 Monday 9 September 2013

An ambulance paramedic in Cupar who has dedicated his career to delivering quality patient care, supporting staff and involving the local community in life saving initiatives has been recognised amongst the winners of this year’s ambulance service staff awards for the East of Scotland.

Paramedic Team Leader at Cupar ambulance station, Andrew Sheldrick, won the Staff Member of the Year award after his colleagues described him as a ‘pivotal’ member of the team.  Andrew has worked in the area for over 20 years, mentoring old and new staff and promoting first aid and HeartStart in schools, colleges and at community events. He was the driving force behind the development of the first volunteer First Responder team at RAF Leuchars more than ten years ago.  Andrew often undertakes educational work in his own time around the community and has inspired some volunteers to join the Service and go on to become paramedics themselves.

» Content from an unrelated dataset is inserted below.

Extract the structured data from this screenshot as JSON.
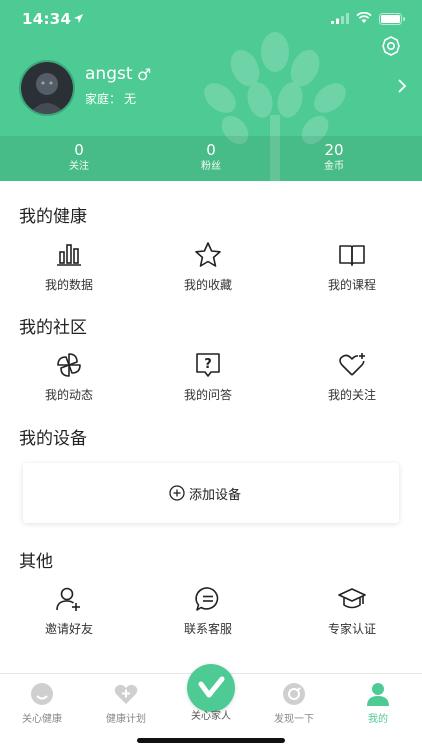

The Chief Executive’s Special Award went to two paramedics from Duns and Galashiels in the Scottish Borders who have worked determinedly to deliver a world leading trial that could save cardiac lives by undertaking blood analysis that normally takes place in hospital in an ambulance. Paramedics, Colin Baxter and George Miller, played a key role in the multidisciplinary team which included The Scottish Centre for Telehealth and Telecare and NHS Borders.  The pioneering project has received world wide recognition for the Service, thanks to the dedication of Colin and George, who have over 65 years of combined service between them.

The Patient Transport Service team in Dundee won the Team of the Year in recognition of their commitment to patients and hard work in the successful transition to the new service.  They have consistently gone beyond the call of duty in staying on late to help hospitals manage available beds for patients and have supported many short notice discharges to ensure patients return home safely.  They often undertake further skills training in their own time to provide a little extra support to patients. During winter they are regularly in early to help clear snow, ensuring crucial operations continue to run smoothly.

The Scottish Ambulance Service Values award was presented to Alan McIntyre, a clinical team leader at Leven ambulance station after colleagues highlighted the support, training and mentoring that he has provided to staff for over 30 years. His  peers described him as “an excellent team player who always puts patient care first” and is “respected as an invaluable member of the team”. Alan takes time with individual members of staff to understand their needs and help them source appropriate training. He organises study evenings in his own time and in different places to make it easier for staff to attend.

Lynne Dickson, the first member of the South Queensferry First Responder team, won the Working Together for Better Patient care. Lynne responded on her own until more volunteers joined the group and is described by peers as a ‘”one woman leader, trainer, volunteer, coach inspirer and fundraiser.” She has run over 20 HeartStart courses and continuously delivers learning sessions for schools and local community groups in the area.

Pauline Howie, Chief Executive, Scottish Ambulance Service, said:
“Now in its third year, our awards programme recognises the professionalism and commitment of our staff, many of whom go beyond the normal call of duty.  All of the entrants have been nominated by their peers, who value the dedication and commitment to patient care that they display on a daily basis. Our staff are very modest about the incredible care that they provide for patients and this event is a reminder of the difference that they make to patients’ lives. They are an absolute credit to the Scottish Ambulance Service and NHS Scotland."